Decision taken after Tom Browne failed to provide witness statement

A file photograph of former Anglo Irish Bank executive Tom Browne (right) with the bank’s former chief executive David Drumm. The Oireachtas banking inquiry is to report Mr  Browne to An Garda Síochána for failing to provide a witness statement.  Photograph: Matt Kavanagh/The Irish Times.

A file photograph of former Anglo Irish Bank executive Tom Browne (right) with the bank’s former chief executive David Drumm. The Oireachtas banking inquiry is to report Mr Browne to An Garda Síochána for failing to provide a witness statement. Photograph: Matt Kavanagh/The Irish Times.

 

The Oireachtas banking inquiry is to report former Anglo Irish Bank executive Tom Browne to An Garda Síochána for failing to provide a witness statement as directed by the committee in advance of his appearance on July 24th.

This is the first time that a witness has been referred to the Garda by the inquiry since it began its deliberations into the banking crash last December.

Under the terms of the legislation covering the inquiry, a failure to comply with a direction can amount to a criminal offence.

The committee has written to Mr Browne to inform him that it may proceed to make an application to the High Court under section 99 of the Act for an order requiring compliance with the direction.

Mr Browne is currently a director of LeBruin Private, a corporate finance and debt advisory group with offices in Dublin and London.

The Irish Times attempted to contact Mr Browne at his office but was told he was on leave this week.

Drumm statement

Separately, former Anglo chief executive David Drumm has submitted a written statement to the committee as per its direction to him.

Mr Drumm is living in the United States and was expected to sidestep the inquiry’s work but this raises the possibility that he might appear as directed on July 29th.

“Mr Drumm has complied with the requests of the committee to date and the statement is currently being legally reviewed before it can be accepted,” the inquiry said.

In addition, three former Anglo executives - Seán FitzPatrick, John Bowe and Pat Whelan - have had their directions to appear in front of the inquiry withdrawn following the intervention of the Director of Public Prosecutions.

This followed a decision by the committee on June 30th to maintain directions in relation to the three former Anglo executives for them to appear at the inquiry.

The executives then applied to the DPP for a declaration requiring the committee to withdraw the directions because of legal proceedings pending against them.

The DPP stated it was of the opinion that the directions issued could reasonably be expected to prejudice criminal proceedings pending against the trio.

Committee chairman Ciarán Lynch said it was “with regret” that it was withdrawing the directions.

“Naturally, the committee is disappointed that we have been instructed to withdraw directions in relation to a number of witnesses who were due to come before the inquiry,” he said.

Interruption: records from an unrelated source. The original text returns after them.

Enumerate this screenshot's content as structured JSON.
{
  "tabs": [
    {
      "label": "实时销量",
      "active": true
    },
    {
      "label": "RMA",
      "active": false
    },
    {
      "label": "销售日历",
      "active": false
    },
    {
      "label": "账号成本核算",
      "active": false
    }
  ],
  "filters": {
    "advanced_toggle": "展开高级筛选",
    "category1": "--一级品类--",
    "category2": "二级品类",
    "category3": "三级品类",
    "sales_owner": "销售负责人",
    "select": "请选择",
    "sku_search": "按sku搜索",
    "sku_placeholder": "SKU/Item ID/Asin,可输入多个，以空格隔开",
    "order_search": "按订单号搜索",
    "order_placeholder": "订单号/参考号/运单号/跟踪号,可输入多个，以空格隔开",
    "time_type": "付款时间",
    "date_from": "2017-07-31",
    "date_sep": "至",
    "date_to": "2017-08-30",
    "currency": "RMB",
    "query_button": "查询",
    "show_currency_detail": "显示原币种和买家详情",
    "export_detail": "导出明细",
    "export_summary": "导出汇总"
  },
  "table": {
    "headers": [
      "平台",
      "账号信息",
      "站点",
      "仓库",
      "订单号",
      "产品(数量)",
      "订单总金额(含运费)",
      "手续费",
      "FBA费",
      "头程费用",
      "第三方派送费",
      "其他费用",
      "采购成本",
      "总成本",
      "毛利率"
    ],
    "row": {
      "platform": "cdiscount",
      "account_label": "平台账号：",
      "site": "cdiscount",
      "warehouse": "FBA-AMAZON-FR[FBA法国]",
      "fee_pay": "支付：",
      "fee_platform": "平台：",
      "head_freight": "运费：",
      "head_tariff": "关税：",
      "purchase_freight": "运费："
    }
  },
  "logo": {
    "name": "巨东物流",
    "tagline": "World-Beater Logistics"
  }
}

“That said, we operate within the legal framework set down by the Dáil and Seanad and we are conscious of the need to be prudent in how the committee conducts its business to ensure that the integrity of legal proceedings is protected and carried out separately from the committee’s work.

He said the inquiry would proceed with the directions issued to other Anglo witnesses.